Michael Gray in his Bob Dylan Encyclopedia uses the word “Spookily” to describe Dylan’s commemoration of McTell’s death and birthday in “Blind Willie McTell.” Apparently, an agreed upon date of birth for McTell is May 5, 1903, and Dylan first recorded the song on May 5, 1983, the 5th month on the 5th day.

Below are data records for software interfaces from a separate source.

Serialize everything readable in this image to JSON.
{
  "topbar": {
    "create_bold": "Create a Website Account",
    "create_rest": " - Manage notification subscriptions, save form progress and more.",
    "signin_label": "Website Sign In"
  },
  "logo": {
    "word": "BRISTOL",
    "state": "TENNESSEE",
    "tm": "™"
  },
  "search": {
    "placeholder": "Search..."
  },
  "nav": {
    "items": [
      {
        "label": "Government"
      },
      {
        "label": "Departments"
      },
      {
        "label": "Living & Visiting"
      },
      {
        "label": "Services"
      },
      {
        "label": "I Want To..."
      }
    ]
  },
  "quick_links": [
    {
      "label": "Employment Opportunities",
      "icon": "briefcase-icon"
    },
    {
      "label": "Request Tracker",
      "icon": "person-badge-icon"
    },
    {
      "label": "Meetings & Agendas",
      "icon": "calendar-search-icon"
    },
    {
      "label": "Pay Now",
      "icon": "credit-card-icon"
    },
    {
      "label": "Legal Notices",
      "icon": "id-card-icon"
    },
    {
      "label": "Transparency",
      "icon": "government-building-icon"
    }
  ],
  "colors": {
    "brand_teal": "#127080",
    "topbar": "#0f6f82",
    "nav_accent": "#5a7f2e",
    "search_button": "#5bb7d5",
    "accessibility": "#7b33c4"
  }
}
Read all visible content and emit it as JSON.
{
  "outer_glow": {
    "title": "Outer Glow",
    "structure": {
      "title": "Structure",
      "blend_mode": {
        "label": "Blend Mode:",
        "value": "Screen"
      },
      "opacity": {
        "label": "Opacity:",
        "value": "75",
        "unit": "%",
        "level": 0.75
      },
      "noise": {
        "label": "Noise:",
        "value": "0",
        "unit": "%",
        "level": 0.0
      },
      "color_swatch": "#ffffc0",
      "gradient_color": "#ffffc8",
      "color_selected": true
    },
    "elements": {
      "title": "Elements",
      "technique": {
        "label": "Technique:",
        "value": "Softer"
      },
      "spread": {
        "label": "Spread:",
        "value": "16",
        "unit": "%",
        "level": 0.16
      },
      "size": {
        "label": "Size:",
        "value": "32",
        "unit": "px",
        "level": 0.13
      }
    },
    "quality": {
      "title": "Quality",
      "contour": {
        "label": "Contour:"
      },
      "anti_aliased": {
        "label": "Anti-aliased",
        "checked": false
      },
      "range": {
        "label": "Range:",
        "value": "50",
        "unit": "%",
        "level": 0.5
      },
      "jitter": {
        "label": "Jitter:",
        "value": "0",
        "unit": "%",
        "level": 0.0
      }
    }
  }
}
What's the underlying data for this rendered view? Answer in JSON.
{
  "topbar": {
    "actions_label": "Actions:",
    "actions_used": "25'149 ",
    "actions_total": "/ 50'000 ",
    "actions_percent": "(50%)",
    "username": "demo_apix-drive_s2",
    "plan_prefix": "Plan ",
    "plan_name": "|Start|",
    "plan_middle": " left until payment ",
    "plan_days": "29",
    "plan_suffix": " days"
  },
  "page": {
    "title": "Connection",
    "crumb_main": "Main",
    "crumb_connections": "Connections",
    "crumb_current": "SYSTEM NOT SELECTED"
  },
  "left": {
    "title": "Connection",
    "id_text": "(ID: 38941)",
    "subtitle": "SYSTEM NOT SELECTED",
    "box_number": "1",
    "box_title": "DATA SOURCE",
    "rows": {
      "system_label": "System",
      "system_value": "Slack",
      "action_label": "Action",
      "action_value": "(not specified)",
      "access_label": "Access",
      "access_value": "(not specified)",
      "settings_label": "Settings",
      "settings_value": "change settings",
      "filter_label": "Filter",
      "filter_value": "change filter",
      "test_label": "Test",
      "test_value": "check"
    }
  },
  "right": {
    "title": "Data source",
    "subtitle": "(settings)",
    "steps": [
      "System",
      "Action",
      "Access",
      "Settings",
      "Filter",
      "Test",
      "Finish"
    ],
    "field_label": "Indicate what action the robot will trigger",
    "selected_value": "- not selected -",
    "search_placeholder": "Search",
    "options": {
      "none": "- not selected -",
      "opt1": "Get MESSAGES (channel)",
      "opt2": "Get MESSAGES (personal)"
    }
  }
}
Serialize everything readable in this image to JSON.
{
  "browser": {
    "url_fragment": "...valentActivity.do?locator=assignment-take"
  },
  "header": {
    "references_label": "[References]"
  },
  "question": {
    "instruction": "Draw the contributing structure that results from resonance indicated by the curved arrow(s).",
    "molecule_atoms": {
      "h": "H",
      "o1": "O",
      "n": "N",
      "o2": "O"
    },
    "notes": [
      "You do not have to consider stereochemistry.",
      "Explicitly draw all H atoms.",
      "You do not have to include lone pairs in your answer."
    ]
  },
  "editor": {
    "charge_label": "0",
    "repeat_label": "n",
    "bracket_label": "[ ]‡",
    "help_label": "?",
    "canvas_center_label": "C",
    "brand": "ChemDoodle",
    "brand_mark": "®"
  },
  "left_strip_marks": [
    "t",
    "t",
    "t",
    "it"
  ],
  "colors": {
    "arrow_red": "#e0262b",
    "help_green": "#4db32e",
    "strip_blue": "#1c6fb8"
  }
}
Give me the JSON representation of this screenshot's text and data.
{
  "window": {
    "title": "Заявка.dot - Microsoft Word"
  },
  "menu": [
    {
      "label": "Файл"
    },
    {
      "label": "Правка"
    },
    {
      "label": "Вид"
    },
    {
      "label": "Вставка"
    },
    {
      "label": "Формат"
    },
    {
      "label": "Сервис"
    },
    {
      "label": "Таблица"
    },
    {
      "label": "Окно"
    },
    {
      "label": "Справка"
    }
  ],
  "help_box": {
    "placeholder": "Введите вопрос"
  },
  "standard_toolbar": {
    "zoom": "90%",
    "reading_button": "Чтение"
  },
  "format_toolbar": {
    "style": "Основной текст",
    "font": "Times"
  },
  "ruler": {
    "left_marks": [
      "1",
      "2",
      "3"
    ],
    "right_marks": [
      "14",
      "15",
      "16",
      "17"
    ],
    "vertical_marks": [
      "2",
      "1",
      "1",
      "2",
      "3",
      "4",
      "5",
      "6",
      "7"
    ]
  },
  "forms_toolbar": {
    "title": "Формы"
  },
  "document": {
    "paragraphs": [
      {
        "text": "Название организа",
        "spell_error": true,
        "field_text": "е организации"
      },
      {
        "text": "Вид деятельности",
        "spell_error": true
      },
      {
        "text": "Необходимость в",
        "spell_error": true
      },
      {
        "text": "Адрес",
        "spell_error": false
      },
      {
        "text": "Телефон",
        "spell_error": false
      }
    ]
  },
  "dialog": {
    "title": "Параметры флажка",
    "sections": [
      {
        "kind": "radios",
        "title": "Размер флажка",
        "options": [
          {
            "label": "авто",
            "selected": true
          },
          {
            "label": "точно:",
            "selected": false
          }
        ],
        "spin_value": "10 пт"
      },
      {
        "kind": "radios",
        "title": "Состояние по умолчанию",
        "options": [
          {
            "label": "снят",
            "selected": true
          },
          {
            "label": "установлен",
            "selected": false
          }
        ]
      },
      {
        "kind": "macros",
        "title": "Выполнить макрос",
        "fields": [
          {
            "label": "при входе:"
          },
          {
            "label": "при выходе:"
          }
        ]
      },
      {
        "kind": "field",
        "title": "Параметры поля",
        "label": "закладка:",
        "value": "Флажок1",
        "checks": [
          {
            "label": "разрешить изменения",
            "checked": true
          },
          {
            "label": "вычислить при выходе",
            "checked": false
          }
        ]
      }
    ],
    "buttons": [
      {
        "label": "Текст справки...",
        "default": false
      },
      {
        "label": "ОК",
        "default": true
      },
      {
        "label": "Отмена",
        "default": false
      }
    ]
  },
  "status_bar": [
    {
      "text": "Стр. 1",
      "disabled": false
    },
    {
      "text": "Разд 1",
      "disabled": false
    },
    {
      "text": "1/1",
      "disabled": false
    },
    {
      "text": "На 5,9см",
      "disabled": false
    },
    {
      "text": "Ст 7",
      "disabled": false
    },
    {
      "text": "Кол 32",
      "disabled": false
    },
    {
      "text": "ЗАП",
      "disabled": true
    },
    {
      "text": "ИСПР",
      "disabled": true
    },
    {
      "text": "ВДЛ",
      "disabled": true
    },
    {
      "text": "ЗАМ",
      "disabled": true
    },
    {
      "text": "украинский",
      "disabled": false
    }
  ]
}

This tribute also may be reflected in the 5 stanzas that comprise “Blind Willie.” In addition, the rhymes are in a “5” pattern, 10 to be exact, 2 in each of the 5 stanzas, a 5 + 5 memorializing.
The rhyme scheme follows a strict a/b/c/b/d/e/f/e pattern in each verse–with the rhymes not tied to the name “McTell” in the refrain that ends each stanza being, “condemned”/Jerusalem”, “tents”/”audience” (a brilliant rhyme!), “whips”/”ships”, “man”/”hand”, and “His”/”is”. But the “McTell” rhymes get our attention the most with the thematic underpinnings in them, what with McTell being linked to “fell”, “well’, “bell”, “yell”, and “Hotel”.
These words carry us through the memorable and haunting settings of each verse, the first a condemned land; the second at night under trees with tents being taken down; the third plantations with whips cracking, slavery, tribes moaning, death; the fourth near a river and a highway, and the last inside the St. James Hotel, but looking out the window.
Sounds abound in this song, as Gray says of this “rich and complex song” itself, that it “is built upon the perfect interweaving of guitar, piano, voice and silence– . . .” It’s that silence that lets us hear what the words do to our sense of hearing–throughout that land, the owl in that tree, the screams from that plantation, on that river and highway, and ultimately in that hotel.
Enigmatic is that it never was recorded for a studio album–no place for it–no context among other songs. It must stand by itself–no song can sing the blues like “Blind Willie McTell.”